Social media have the potential to revolutionize discourse between American citizens and their governments. At present, however, the U.S. Supreme Court's public forum jurisprudence frustrates rather than fosters that potential. This article navigates the notoriously complex body of public forum doctrine to provide guidance for those who must develop or administer government-sponsored social media or adjudicate First Amendment questions concerning them. Next, the article marks out a new path for public forum doctrine that will allow it to realize the potential of Web 2.0 technologies to enhance democratic discourse between the governors and the governed. Along the way, this article diagnoses critical doctrinal and conceptual flaws that block this path. Relying on insights gleaned from communications theory, the article critiques the linear model underlying public forum jurisprudence and offers an alternative. This alternative model will enable courts to adapt First Amendment doctrines to social media forums in ways that further public discourse. Applying the model, the article contends that courts should presume government actors have created public forums whenever they establish interactive social media sites.

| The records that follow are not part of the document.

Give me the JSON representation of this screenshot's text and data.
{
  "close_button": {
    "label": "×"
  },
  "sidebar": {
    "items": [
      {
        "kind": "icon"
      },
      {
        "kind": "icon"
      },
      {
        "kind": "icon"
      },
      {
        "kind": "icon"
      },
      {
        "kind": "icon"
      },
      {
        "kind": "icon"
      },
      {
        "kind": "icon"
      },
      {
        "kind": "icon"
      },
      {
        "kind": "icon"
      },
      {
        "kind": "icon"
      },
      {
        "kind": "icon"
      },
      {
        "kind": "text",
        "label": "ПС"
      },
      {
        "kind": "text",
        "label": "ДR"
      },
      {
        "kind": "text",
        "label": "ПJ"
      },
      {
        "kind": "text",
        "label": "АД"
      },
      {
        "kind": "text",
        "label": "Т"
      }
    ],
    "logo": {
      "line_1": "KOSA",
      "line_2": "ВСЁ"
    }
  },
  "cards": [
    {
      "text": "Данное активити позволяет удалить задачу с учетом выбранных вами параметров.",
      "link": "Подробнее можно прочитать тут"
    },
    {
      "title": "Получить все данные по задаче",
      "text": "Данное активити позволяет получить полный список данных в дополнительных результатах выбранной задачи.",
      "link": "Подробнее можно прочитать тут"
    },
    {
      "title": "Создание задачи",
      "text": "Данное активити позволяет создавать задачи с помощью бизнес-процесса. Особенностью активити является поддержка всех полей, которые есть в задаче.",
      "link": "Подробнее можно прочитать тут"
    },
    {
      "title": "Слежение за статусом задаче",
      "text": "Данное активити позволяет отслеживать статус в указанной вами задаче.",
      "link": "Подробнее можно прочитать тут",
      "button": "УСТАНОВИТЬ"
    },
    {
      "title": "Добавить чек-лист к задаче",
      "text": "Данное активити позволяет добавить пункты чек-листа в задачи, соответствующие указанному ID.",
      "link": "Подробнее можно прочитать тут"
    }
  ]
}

Nevertheless, to encourage forum creation, governments must retain some power to filter their social media sites to remove profane, defamatory, or abusive speech targeted at private individuals. Although some will contend that ceding editorial control is no more necessary in social media than in physical forums, the characteristic "disorders" of online discourse, and particularly the prevalence of anonymous speech, justify taking this path.
Lyrissa Barnett Lidsky, Public Forum 2.0, 91 B. U. L. Rev. 1975 (2011), available at http://scholarship.law.ufl.edu/facultypub/155